Try it — Give back all the data exactly, line by line.

Data to process —
┌──

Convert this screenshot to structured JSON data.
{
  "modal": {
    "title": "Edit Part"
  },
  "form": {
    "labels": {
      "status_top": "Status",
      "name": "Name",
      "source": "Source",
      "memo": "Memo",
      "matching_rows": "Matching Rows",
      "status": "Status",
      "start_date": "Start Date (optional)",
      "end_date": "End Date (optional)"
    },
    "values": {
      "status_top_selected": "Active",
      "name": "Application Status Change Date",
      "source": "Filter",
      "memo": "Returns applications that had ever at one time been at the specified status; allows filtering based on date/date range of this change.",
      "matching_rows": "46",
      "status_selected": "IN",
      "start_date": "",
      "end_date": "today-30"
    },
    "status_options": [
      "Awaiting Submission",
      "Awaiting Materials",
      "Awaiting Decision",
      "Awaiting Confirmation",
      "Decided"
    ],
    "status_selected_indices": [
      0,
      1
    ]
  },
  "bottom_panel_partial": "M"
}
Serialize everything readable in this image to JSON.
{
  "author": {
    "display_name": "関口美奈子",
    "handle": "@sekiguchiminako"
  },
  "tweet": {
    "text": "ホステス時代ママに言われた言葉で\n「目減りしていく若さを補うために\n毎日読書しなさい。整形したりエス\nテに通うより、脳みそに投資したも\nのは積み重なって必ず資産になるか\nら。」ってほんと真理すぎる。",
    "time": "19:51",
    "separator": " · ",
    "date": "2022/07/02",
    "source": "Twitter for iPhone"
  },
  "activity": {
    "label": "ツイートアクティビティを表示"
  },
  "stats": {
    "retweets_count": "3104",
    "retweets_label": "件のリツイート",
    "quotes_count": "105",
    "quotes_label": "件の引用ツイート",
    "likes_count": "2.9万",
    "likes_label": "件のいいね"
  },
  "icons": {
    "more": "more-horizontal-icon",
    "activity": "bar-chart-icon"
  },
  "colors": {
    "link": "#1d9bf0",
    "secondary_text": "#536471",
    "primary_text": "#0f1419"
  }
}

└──

Answer to the problem —
Convert this screenshot to structured JSON data.
{
  "modal": {
    "title": "Edit Part"
  },
  "form": {
    "labels": {
      "status_top": "Status",
      "name": "Name",
      "source": "Source",
      "memo": "Memo",
      "matching_rows": "Matching Rows",
      "status": "Status",
      "start_date": "Start Date (optional)",
      "end_date": "End Date (optional)"
    },
    "values": {
      "status_top_selected": "Active",
      "name": "Application Status Change Date",
      "source": "Filter",
      "memo": "Returns applications that had ever at one time been at the specified status; allows filtering based on date/date range of this change.",
      "matching_rows": "46",
      "status_selected": "IN",
      "start_date": "",
      "end_date": "today-30"
    },
    "status_options": [
      "Awaiting Submission",
      "Awaiting Materials",
      "Awaiting Decision",
      "Awaiting Confirmation",
      "Decided"
    ],
    "status_selected_indices": [
      0,
      1
    ]
  },
  "bottom_panel_partial": "M"
}
Serialize everything readable in this image to JSON.
{
  "author": {
    "display_name": "関口美奈子",
    "handle": "@sekiguchiminako"
  },
  "tweet": {
    "text": "ホステス時代ママに言われた言葉で\n「目減りしていく若さを補うために\n毎日読書しなさい。整形したりエス\nテに通うより、脳みそに投資したも\nのは積み重なって必ず資産になるか\nら。」ってほんと真理すぎる。",
    "time": "19:51",
    "separator": " · ",
    "date": "2022/07/02",
    "source": "Twitter for iPhone"
  },
  "activity": {
    "label": "ツイートアクティビティを表示"
  },
  "stats": {
    "retweets_count": "3104",
    "retweets_label": "件のリツイート",
    "quotes_count": "105",
    "quotes_label": "件の引用ツイート",
    "likes_count": "2.9万",
    "likes_label": "件のいいね"
  },
  "icons": {
    "more": "more-horizontal-icon",
    "activity": "bar-chart-icon"
  },
  "colors": {
    "link": "#1d9bf0",
    "secondary_text": "#536471",
    "primary_text": "#0f1419"
  }
}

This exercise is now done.